While the U.S. and NASA are pushing hard to rekindle some of the nostalgia of the Apollo era, proudly proclaiming that they will be putting the first woman and first person of color on the surface of the moon, there is much more at stake than an astronomically expensive propaganda win.
The potential value of a cislunar economy has been estimated at $10 trillion. On the one hand, the United States is maneuvering to secure this space for its own multinational corporations and closest allies via the Artemis Accords.
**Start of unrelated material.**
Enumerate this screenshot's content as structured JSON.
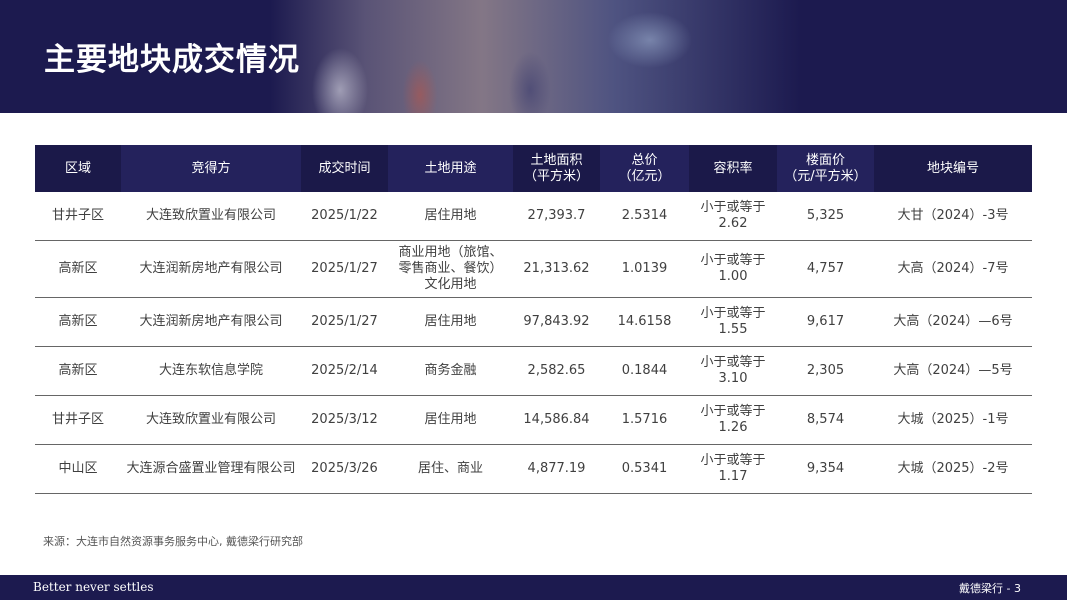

On the other hand, Russia and China have committed to building a joint International Lunar Research Station in the 2030s, and the speculative timeline for a Chinese crewed lunar landing is accelerating, with some analysts predicting an attempt before the end of the decade.
China is leading the world in South-South cooperation in space. Recently, Venezuela’s Bolivarian Agency for Space Activities was brought onto the International Lunar Research Station team. Brazil and China have collaborated on half a dozen satellites dedicated to agricultural and ecological monitoring and data collection, and similar projects have been undertaken across the African continent. The United States sees these moves toward cooperation, technology exchange, and peaceful development across the Global South as a threat to its current monopoly on space activities.
Potential for people-centric space development
There is much to be critical of concerning the expansion of capital in space. The privatization of off-planet resources, the escalation of imperialist war to Low Earth Orbit and beyond, the dangerous cluttering of earth’s orbit with debris, the devastating environmental impact of rocket launches, and the waste of resources on the vanity projects of billionaires are all serious concerns, but there is also strong potential for revolutionary, people-centric technical and scientific developments in this moment.
Development and continued modernization for countries breaking free of neocolonial domination in the 21st century requires access to and the development of space infrastructure. Besides the big three space powers — the United States, China and Russia — governments in India, Iran, the United Arab Emirates, Canada, the European Union and others are investing in space programs. The last decade has also seen the proliferation of numerous private space companies, mostly dedicated to launch vehicles and LEO infrastructure.
For example, instead of countless countries and corporations flooding Low Earth Orbit with satellite internet constellations and making profit off of proprietary usage and cluttering space with redundant equipment, a similar constellation maintained as an international public utility could deliver high speed internet to every corner of the planet without the need for difficult installation of ground infrastructure.